Perhaps a simpler way to summarize the unfortunate confrontation is to recognize it is going to be difficult to support 6.5% retail interest rates in an environment of 1% bank rates, and historically low-interest rates, generally. That is particularly true in an environment of falling stock market prices. Unless it can be convincingly shown that someone in this circle is making outrageous profits, or unless someone is willing to put up the capital to buy this business at a discount, the following dangers must be faced and surmounted:
1. The medical customer will eventually resort to what he did in the 1930s. He will neglect his teeth, his gallstones, his varicose veins and hemorrhoids, his eyeglass refractions, and other optional, delayable, services. Consequently, the accident rooms of hospitals will be full of treatable but neglected cases.Which will we choose, if we are headed toward a 1930s depression? All of them. But assuming for the moment that things aren't so bad, let's start with #2. The stockbrokers are doomed, anyway. Almost all banks have some empty floor space, where a fee-only wealth advisor can function with his computer terminal. Alternatively, CPAs can absorb a new business model, in addition to filling out tax forms. One thing is not going to remain the same: the finance industry has a whole lot of disintermediation to do.
2. The stockbrokers will recognize that the era of $250 commissions is over, and the retail customer is going to buy index funds over the Internet from wholesalers, and conduct his medical business dealings out of a bank safe deposit box. The history of discounts in closed-end investment funds is part of this conversation.
3. The insurance companies will surrender their surveillance role, and strip down to a re-insurance role. Something like the PSRO (Professional Standards Review Organization, see Senator Wallace Bennett of Utah) will take their place.

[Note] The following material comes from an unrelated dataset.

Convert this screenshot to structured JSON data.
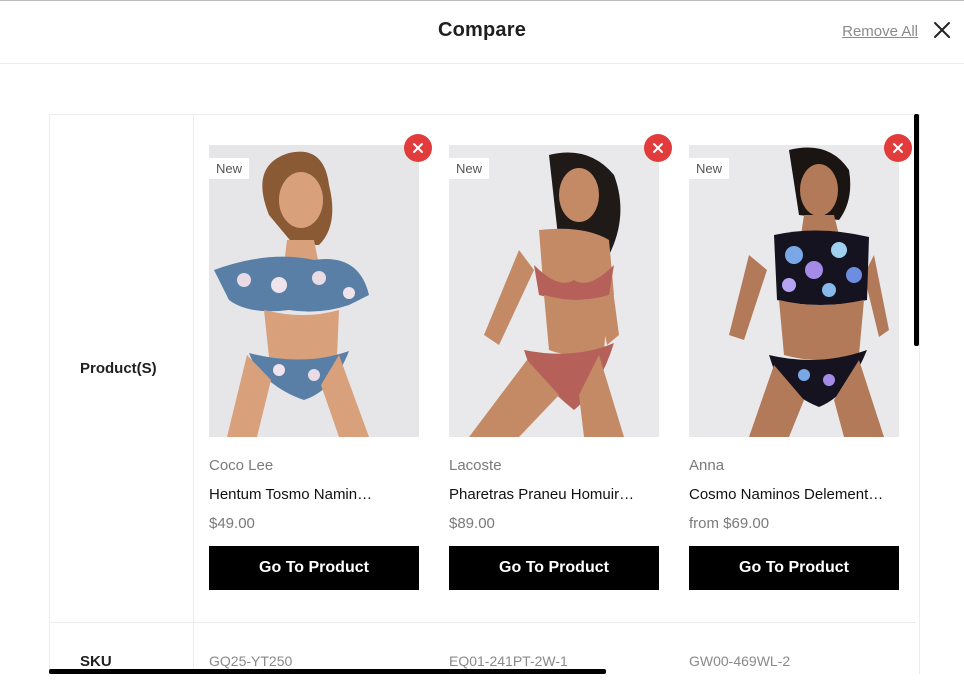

4. The hospitals can survive a long time on their present surplus assets, particularly buildings. In time, much of their role will be taken over by retirement villages. Doctors and pharmaceutical companies will be squeezed in ways unique to maintaining their function, more or less.
Originally published: Sunday, August 23, 2015; most-recently modified: Friday, June 07, 2019